*** Supplied records Section Begins ***

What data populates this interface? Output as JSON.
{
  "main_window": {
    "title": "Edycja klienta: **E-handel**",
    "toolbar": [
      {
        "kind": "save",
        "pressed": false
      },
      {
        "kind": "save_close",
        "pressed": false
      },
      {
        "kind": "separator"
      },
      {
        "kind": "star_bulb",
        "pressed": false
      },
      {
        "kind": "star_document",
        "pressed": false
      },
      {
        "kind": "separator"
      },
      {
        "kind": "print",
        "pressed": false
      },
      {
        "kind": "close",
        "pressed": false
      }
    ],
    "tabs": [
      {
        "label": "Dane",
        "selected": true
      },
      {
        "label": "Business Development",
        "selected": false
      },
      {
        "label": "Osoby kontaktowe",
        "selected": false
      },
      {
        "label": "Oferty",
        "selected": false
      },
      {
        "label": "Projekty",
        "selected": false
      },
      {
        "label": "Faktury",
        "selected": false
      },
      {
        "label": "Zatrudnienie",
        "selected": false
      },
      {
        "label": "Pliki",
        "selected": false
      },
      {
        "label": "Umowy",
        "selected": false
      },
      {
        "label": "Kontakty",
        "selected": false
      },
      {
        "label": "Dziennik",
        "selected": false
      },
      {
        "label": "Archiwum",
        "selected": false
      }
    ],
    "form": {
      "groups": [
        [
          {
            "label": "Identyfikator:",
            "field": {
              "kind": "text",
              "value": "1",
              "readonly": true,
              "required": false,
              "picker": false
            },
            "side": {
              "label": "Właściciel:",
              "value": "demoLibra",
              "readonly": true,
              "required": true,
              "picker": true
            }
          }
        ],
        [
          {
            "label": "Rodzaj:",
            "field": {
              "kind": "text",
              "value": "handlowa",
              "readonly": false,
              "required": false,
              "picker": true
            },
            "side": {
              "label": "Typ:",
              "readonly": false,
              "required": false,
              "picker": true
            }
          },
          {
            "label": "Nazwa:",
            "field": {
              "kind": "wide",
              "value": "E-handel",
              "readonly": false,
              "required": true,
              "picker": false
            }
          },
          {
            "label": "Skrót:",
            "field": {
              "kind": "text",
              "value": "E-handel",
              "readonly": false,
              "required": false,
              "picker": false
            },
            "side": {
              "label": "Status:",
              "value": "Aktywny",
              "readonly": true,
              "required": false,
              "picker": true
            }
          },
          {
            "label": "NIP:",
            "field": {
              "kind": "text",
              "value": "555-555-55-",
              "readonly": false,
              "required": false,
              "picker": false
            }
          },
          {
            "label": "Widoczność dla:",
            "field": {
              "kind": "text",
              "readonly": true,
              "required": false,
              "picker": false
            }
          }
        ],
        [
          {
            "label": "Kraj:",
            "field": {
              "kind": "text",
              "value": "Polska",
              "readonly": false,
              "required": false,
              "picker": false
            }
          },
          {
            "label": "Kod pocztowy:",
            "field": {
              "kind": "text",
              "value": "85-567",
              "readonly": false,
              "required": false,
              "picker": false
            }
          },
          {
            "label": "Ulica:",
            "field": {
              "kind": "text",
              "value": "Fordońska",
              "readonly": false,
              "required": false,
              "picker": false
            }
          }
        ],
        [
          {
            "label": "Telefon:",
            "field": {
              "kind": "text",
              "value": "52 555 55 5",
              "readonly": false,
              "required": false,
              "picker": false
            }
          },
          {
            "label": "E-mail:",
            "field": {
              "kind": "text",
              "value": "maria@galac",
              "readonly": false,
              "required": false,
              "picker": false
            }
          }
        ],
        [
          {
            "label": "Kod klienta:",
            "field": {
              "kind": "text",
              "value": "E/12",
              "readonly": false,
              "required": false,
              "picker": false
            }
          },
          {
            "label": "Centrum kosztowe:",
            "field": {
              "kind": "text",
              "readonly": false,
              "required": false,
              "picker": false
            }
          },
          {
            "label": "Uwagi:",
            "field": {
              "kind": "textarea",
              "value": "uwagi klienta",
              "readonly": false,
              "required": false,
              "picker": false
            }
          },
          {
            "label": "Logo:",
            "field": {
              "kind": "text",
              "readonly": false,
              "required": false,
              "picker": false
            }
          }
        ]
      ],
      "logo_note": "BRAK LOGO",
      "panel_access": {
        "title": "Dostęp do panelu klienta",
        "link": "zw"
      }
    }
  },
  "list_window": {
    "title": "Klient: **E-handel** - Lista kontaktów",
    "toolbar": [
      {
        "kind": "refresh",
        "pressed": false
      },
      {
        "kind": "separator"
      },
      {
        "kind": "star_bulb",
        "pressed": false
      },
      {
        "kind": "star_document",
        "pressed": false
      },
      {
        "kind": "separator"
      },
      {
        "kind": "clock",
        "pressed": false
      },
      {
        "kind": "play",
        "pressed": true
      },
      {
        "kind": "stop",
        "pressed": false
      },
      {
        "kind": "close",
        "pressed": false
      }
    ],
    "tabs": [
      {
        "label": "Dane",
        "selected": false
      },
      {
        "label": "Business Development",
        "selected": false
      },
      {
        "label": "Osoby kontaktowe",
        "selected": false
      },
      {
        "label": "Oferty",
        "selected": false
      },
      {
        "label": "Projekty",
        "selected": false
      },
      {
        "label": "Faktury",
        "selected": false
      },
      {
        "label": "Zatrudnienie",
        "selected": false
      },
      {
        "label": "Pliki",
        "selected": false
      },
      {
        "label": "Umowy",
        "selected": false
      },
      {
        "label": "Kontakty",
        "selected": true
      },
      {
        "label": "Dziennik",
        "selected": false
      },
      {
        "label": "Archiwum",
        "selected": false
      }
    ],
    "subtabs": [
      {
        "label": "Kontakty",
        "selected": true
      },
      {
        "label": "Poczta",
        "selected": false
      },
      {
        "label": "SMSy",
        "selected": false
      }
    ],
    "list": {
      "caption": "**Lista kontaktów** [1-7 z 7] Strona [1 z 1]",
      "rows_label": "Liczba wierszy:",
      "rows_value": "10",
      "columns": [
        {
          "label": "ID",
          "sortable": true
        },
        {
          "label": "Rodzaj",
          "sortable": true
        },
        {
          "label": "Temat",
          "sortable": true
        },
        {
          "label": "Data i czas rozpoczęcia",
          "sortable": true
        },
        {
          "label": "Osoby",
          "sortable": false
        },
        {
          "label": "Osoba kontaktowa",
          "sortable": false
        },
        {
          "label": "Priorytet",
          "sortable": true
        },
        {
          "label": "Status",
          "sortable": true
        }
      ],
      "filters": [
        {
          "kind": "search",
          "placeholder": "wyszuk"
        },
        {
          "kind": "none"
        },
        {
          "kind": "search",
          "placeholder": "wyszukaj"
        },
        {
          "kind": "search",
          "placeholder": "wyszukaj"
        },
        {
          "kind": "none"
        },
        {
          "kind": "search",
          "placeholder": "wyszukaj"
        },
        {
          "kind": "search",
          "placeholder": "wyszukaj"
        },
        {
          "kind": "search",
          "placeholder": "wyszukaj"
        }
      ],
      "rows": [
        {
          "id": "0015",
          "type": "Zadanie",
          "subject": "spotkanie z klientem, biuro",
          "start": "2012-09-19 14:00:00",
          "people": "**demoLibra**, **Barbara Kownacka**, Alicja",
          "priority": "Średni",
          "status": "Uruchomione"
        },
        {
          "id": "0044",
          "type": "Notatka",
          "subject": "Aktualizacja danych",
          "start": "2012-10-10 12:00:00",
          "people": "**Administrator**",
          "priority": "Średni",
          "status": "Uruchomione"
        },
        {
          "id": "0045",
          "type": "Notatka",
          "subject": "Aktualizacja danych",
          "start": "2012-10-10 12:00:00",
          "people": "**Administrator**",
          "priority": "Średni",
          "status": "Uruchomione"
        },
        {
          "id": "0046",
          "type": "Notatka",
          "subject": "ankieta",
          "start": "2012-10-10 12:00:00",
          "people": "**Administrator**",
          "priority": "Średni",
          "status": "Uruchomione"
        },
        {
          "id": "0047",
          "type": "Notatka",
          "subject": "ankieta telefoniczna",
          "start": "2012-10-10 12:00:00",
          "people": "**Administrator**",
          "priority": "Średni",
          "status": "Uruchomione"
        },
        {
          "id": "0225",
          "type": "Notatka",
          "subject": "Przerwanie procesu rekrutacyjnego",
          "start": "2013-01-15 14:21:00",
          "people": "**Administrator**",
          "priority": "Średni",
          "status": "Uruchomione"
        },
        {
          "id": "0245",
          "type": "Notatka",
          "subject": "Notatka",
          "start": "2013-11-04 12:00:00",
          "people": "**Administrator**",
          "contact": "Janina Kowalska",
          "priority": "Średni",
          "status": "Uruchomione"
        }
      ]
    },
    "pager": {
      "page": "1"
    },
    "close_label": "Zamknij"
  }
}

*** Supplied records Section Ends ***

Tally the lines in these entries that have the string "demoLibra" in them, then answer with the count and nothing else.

#### Expected answer:
2